Here's a few thoughts on the recently completed Love the Bay drop in sessions.
On the bright side the sessions were pretty well attended, especially compared to the workshops. I would guess that approx. 150 people went along on a wet Wednesday night and even more than that on Sunday, with maybe 200+ people coming through. However, there were a lot of familiar faces from the workshops so it's hard to know how many new people the drop-in format brought out. Even with making some generous assumptions about that it's hard to see how the drop in sessions have increased the overall engagement of Island Bay residents in the Love the Bay process much above the 5% mark. It's clear that while people at the more extreme ends of the debate have been well involved the process simply hasn't engaged the vast majority of the community.
Active transport was a popular option at both drop in sessions
The downside of the reasonably good turnout was that it was quite crowded on both days and difficult to get a look at all the information on display. That problem was compounded by the sheer volume of information to look at and provide feedback on, most of which was quite technical. These were not "drop in" sessions by any stretch of the imagination. There were five different stations around the room each with four or more options to assess against the 32 design statements.
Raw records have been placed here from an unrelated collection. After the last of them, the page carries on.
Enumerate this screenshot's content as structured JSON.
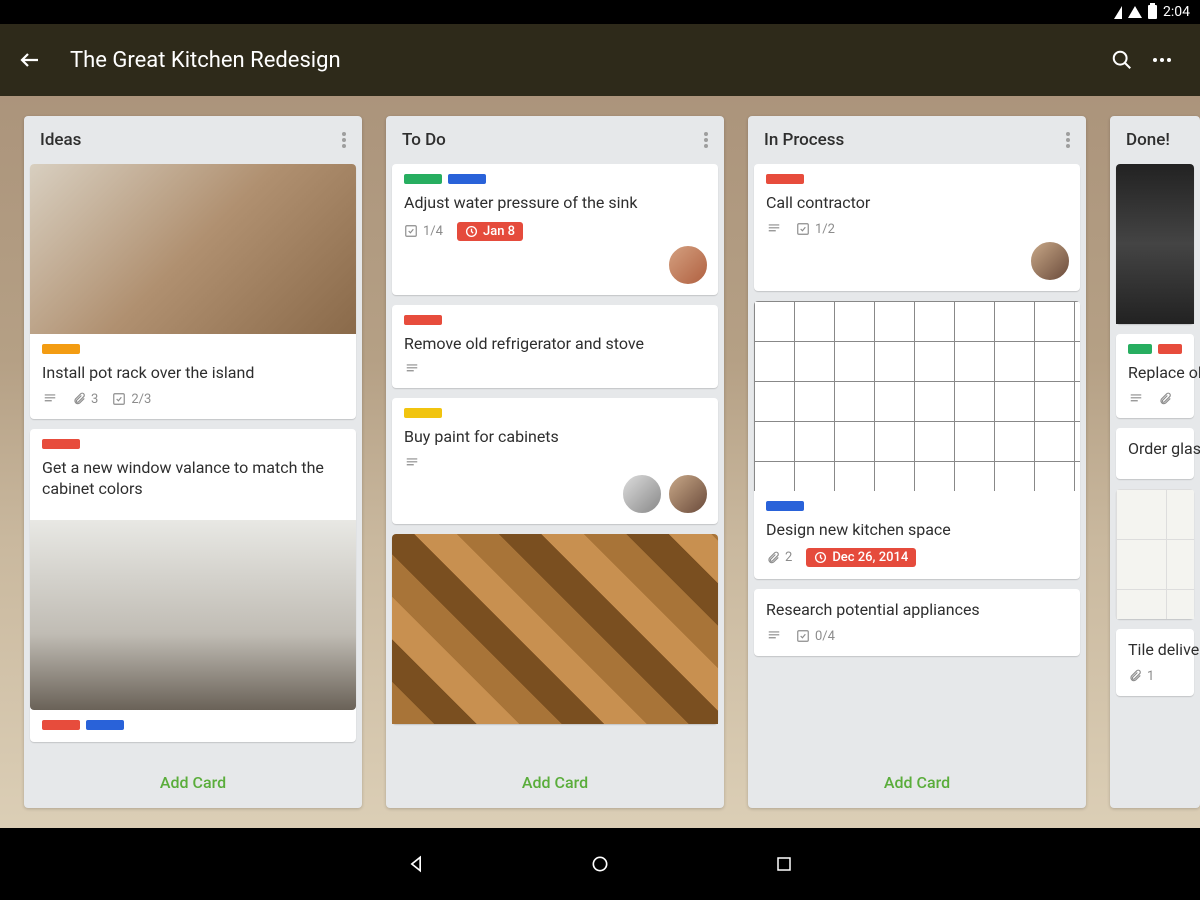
{
  "status": {
    "time": "2:04"
  },
  "app_bar": {
    "title": "The Great Kitchen Redesign"
  },
  "add_card_label": "Add Card",
  "lists": [
    {
      "name": "Ideas",
      "cards": [
        {
          "title": "Install pot rack over the island",
          "labels": [
            "orange"
          ],
          "cover": "kitchen",
          "badges": {
            "desc": true,
            "attachments": "3",
            "checklist": "2/3"
          }
        },
        {
          "title": "Get a new window valance to match the cabinet colors",
          "labels": [
            "red"
          ],
          "cover_below": "sink",
          "labels_below": [
            "red",
            "blue"
          ]
        }
      ]
    },
    {
      "name": "To Do",
      "cards": [
        {
          "title": "Adjust water pressure of the sink",
          "labels": [
            "green",
            "blue"
          ],
          "badges": {
            "checklist": "1/4",
            "due": "Jan 8"
          },
          "members": 1
        },
        {
          "title": "Remove old refrigerator and stove",
          "labels": [
            "red"
          ],
          "badges": {
            "desc": true
          }
        },
        {
          "title": "Buy paint for cabinets",
          "labels": [
            "yellow"
          ],
          "badges": {
            "desc": true
          },
          "members": 2,
          "cover_below": "floor"
        }
      ]
    },
    {
      "name": "In Process",
      "cards": [
        {
          "title": "Call contractor",
          "labels": [
            "red"
          ],
          "badges": {
            "desc": true,
            "checklist": "1/2"
          },
          "members": 1
        },
        {
          "title": "Design new kitchen space",
          "labels": [
            "blue"
          ],
          "cover": "blueprint",
          "badges": {
            "attachments": "2",
            "due": "Dec 26, 2014"
          }
        },
        {
          "title": "Research potential appliances",
          "badges": {
            "desc": true,
            "checklist": "0/4"
          }
        }
      ]
    },
    {
      "name": "Done!",
      "cards": [
        {
          "cover": "dark"
        },
        {
          "title": "Replace old ones",
          "labels": [
            "green",
            "red"
          ],
          "badges": {
            "desc": true,
            "attachments": ""
          }
        },
        {
          "title": "Order glass"
        },
        {
          "cover": "tile"
        },
        {
          "title": "Tile delivered",
          "badges": {
            "attachments": "1"
          }
        }
      ]
    }
  ]
}
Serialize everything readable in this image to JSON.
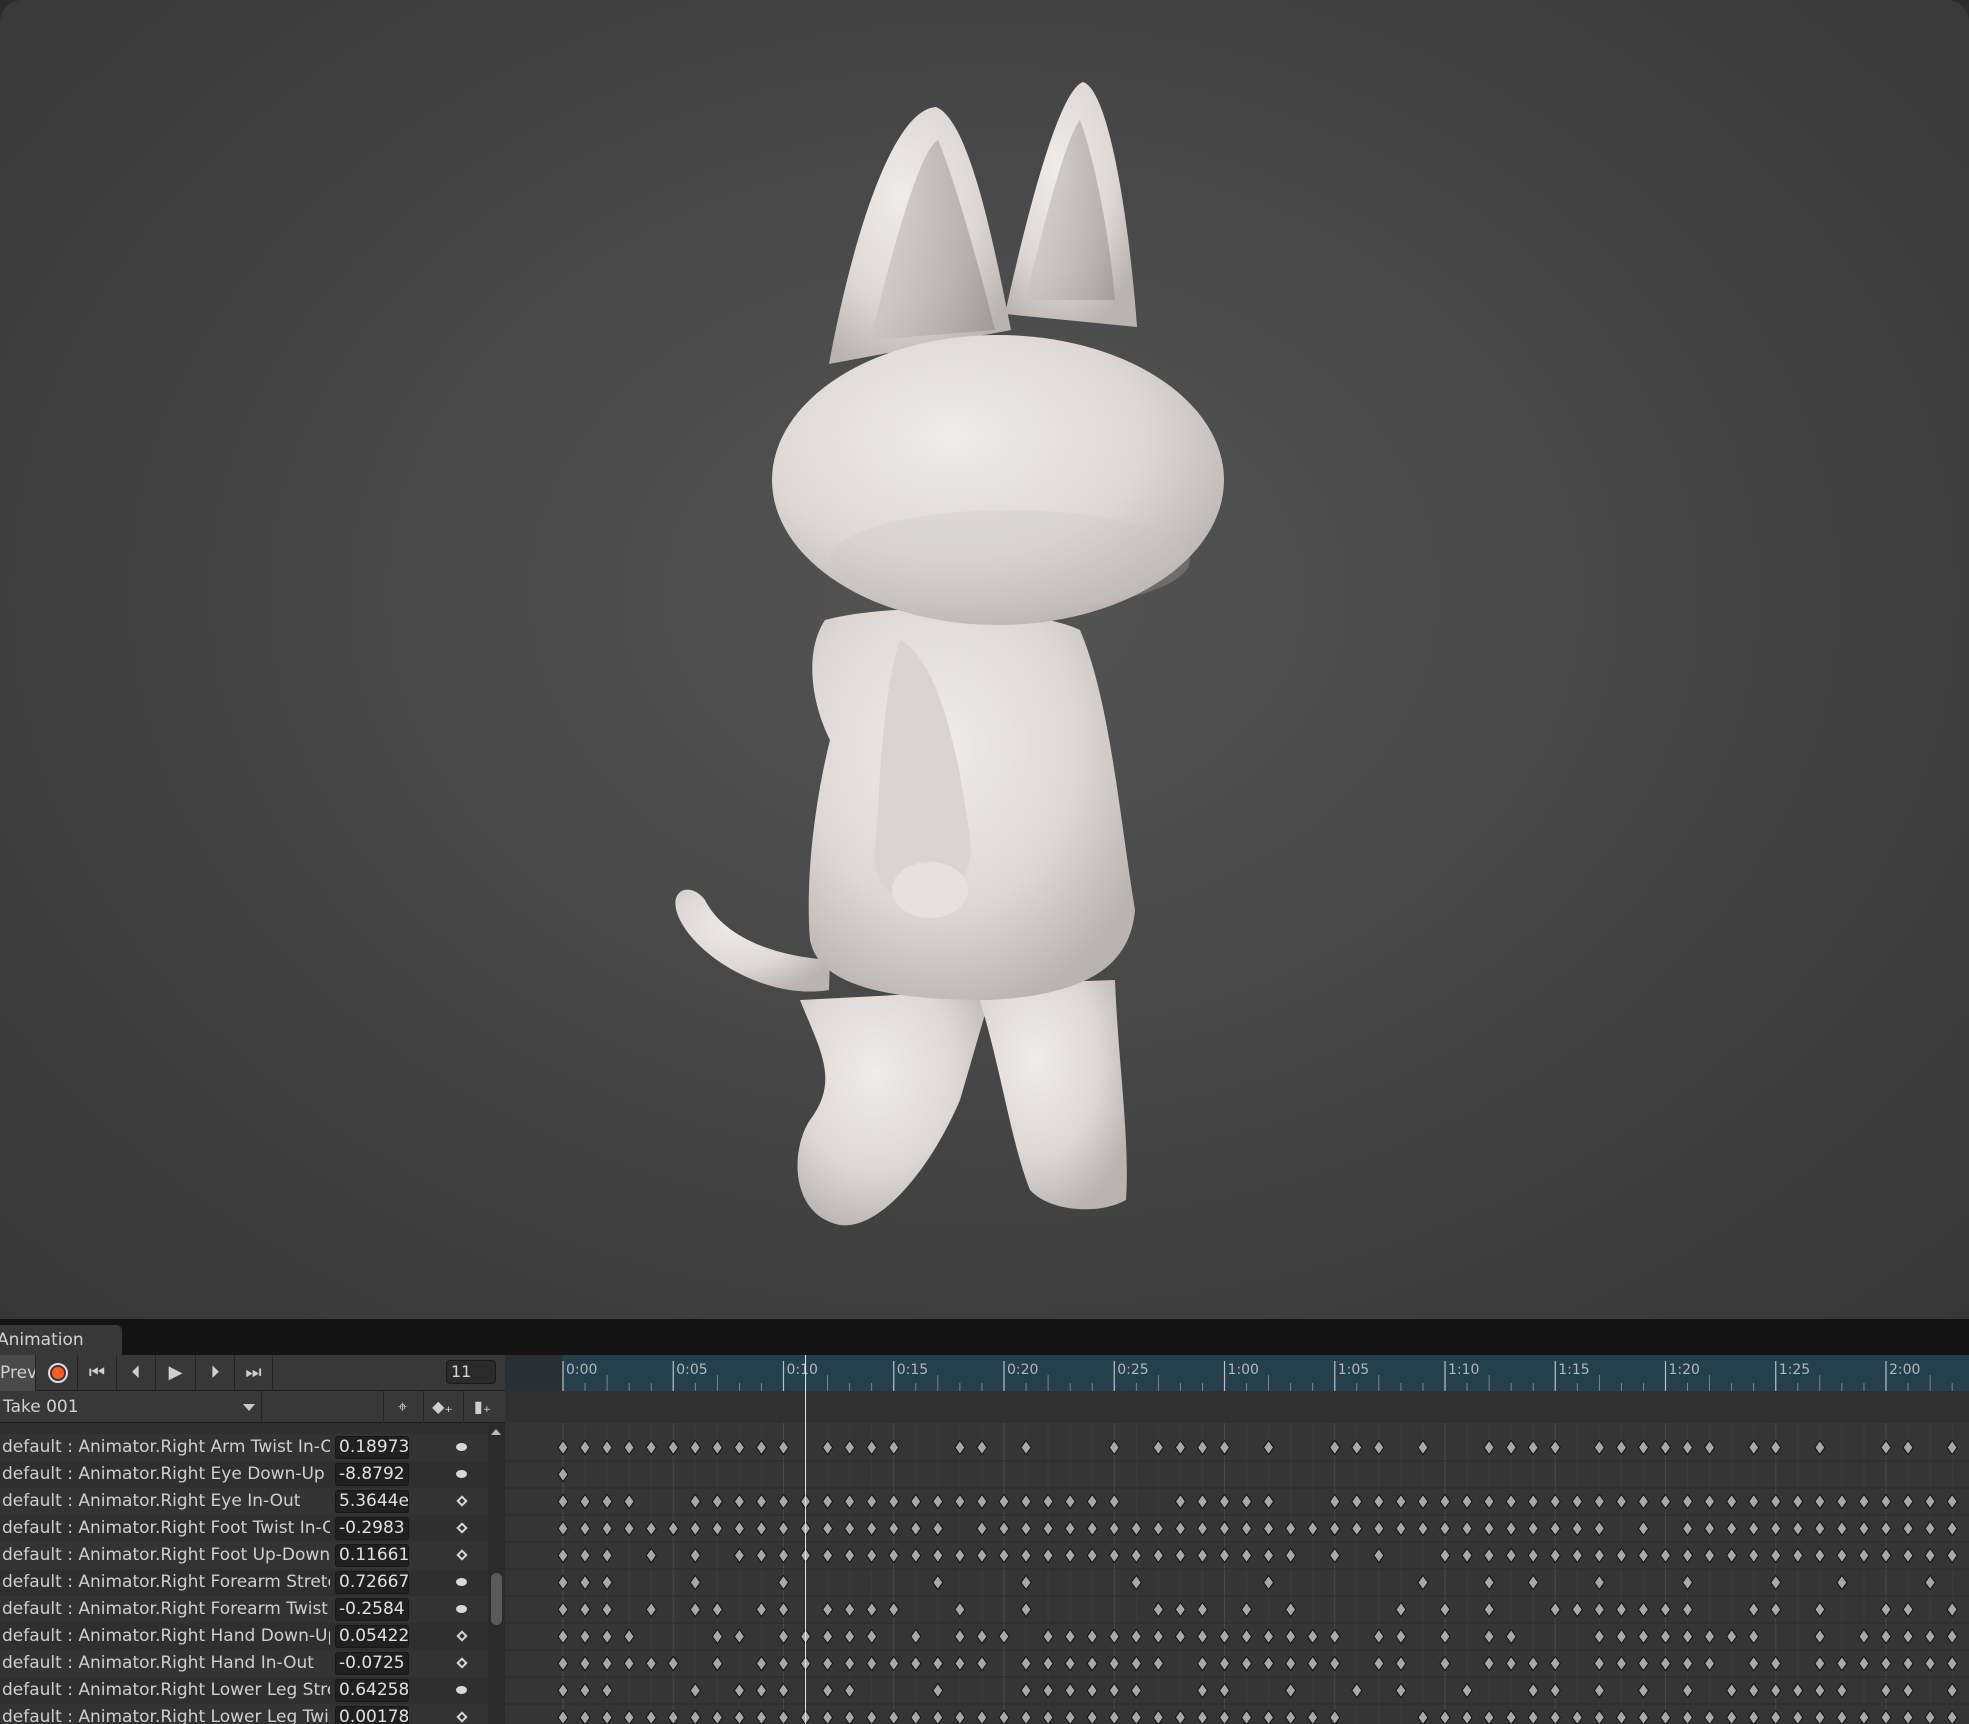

For every option the feedback forms asked you to consider the advantages (what about this option will work well?), the disadvantages (what about this option will work poorly?) and ideas (how could this option be further developed?). Even if you didn't bother with trying to assess every option against every design statement you still faced filling in 20+ feedback forms and answering 60+ questions. It was obviously just too much for many people who I suspect defaulted to trying to push their preferred outcome without any real regard for the information being presented. That's a massive missed opportunity.
Island Bay residents working their way through a large amount of information
Unfortunately this was just the wrong format for what was being asked and it reinforced my view that the workshops phase of the Love the Bay process has been prematurely concluded. This is the part of the process where the rubber hits the road (no pun intended) and the hard work of deciding priorities and making trade-offs, including financial ones, needs to occur. Getting groups of residents together to discuss the all the pros and cons of the various options with facilitation and guidance from technical experts could have worked really well. At the very point where the real value of a participatory process should have been most evident it feels like it's been cut off at the knees.
There also appears to be some confusion about what will happen with the feedback that was collected. Many people still seem to be under the impression that this is a numbers game and that the feedback forms are effectively 'votes'. However, the council staff I spoke to were absolutely clear that this is not the case and it's quality not quantity of feedback they are after. That's really important because...
There will be another opportunity to provide feedback online. If you weren't able to attend the drop in sessions or you want to supplement the feedback you've already given, you can. Keep an eye on www.lovethebay.nz over the rest of this week. Given the volume of information to consider taking some time to work through the options in the peace and quiet of your own home is probably the way to go. Hopefully the feedback period will be long enough to give the kind of quality feedback being asked for.